NEW ORLEANS -- The post-game jubilation, as players rushed to the middle of the court and pointed to the crowd, had seemed nearly impossible minutes before the end of the first half. The once blank and dejected looks on the faces of Kansas fans were wiped away by a second-half performance that left Ohio State stunned.

The Jayhawks couldn’t find the words to explain how they overcame a 13-point deficit to beat the Buckeyes 64-62 and advance to Monday night’s NCAA championship game. Then again, Kansas still can’t explain how this team -- one players openly admit isn’t the most talented group they’ve been a part of -- continues to succeed by using its motto of “playing with house money.”

“I told them at halftime, ‘C'mon, boys, we're a little bit better than this,’ ” Kansas coach Bill Self said. “Basically I think it’s okay being on a stage like this and not playing well if you give yourself the best chance.
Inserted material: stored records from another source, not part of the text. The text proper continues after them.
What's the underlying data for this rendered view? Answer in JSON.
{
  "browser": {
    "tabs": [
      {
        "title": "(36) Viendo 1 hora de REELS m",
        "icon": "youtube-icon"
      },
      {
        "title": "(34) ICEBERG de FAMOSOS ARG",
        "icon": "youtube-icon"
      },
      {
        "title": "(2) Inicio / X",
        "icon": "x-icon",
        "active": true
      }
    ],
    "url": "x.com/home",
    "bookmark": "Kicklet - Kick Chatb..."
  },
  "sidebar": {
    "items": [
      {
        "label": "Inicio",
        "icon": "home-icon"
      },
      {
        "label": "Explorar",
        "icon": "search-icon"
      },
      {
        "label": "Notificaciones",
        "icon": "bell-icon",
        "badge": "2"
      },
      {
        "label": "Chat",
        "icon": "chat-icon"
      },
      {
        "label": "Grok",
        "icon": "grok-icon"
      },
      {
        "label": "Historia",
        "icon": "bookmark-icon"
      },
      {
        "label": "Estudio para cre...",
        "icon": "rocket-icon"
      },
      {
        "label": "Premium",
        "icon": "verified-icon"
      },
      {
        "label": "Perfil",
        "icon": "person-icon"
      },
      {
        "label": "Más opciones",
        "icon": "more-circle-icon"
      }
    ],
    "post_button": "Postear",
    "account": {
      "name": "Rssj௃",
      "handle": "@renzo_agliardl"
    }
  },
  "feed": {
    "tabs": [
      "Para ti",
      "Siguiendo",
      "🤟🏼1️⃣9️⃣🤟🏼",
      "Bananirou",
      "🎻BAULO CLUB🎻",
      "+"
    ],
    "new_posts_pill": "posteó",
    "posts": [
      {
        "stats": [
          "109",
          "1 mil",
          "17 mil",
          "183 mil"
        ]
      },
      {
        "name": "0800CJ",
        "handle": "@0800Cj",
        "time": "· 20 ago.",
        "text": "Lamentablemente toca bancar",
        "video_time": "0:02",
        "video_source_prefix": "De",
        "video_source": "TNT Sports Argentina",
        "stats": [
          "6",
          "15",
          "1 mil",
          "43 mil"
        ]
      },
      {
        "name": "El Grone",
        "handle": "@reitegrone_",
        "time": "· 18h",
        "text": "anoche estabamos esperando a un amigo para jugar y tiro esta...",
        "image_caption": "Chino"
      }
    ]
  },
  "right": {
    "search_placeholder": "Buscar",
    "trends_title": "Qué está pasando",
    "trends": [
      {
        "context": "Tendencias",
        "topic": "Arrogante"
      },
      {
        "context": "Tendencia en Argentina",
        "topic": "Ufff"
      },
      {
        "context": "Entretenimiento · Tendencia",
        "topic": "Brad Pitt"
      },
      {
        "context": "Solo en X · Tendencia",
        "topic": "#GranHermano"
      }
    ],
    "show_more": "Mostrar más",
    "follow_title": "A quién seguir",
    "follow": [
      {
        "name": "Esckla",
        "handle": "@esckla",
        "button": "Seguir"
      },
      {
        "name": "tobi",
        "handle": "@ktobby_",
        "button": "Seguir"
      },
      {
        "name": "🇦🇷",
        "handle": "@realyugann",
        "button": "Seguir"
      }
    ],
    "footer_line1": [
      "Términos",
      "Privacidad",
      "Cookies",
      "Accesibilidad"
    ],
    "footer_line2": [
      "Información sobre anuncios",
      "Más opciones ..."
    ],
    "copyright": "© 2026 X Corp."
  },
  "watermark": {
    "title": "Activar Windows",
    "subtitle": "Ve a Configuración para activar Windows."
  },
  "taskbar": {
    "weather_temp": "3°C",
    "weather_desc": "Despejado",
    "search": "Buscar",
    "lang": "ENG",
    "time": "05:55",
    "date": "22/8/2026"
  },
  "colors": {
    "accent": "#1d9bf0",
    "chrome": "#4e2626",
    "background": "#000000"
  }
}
You play to who you are. That was not who we are at all in the first half.”

Nine turnovers, shooting 11 of 30 from the floor and trailing by 13 points with less than 4 ½ minutes left in the first half was certainly not what Self envisioned. As the Buckeyes ran up and down the floor controlling the tempo of the game, the Jayhawks felt the pressure of playing in front of 73, 361 people suddenly fade.

The offense wasn’t there when they needed it to be as balls hit off the front of the rim and errant passes went out of bounds. But their defense kept the Jayhawks in the game.

“I think us getting down offensively helps us because we cherish the ball more,” said Tyshawn Taylor who struggled, shooting 2 of 7 and turning the ball over three times in the first half. “We want to make the right plays and do everything to just get the best shots possible.”

The Jayhawks’ defense started the second half rally as they created turnovers and Jeff Withey made his presence felt around the basket. The 7-foot junior recorded seven blocks during the game, three of which came within a 35-second span in the opening minutes of the second half. 

The confidence from the defense carried over to the offense where Thomas Robinson, Elijah Johnson and Travis Releford went to work. Robinson and Ohio State sophomore Jared Sullinger went back and forth down low where elbows were thrown and Robinson became frustrated.

The forward stomped a foot after turning the ball over during one possession and landed on the floor minutes later after Sullinger forced him out of the lane. Robinson scored eight points within a span of 10:37 to finish with 19 points and eight rebounds. With Deshaun Thomas sitting after he picked up his fourth foul, with 11:30 to play and the Buckeye lead down to three points, Kansas made its move.

“We’ve been in those situations before throughout the season, where we played from behind, played grind-it-out games,” Releford said. “We still got another goal. We can't be too excited about this win.”

Factor in Ohio State’s 24.2 percent shooting percentage in the second half and Kansas had all the momentum it needed. Releford made four consecutive free throws within a span of 1:11, the last of which gave the Jayhawks a 60-59 lead with 1:37 to go, a lead that would never be lost.

Somehow, some way college basketball’s two winningest programs will meet for a championship on the line.

“I think it's even more of a thrill for us right now because I don't think anybody probably thought that we could get here,” Self said. “We still hadn't played terrific yet in the tournament, but somehow these guys find ways to win.”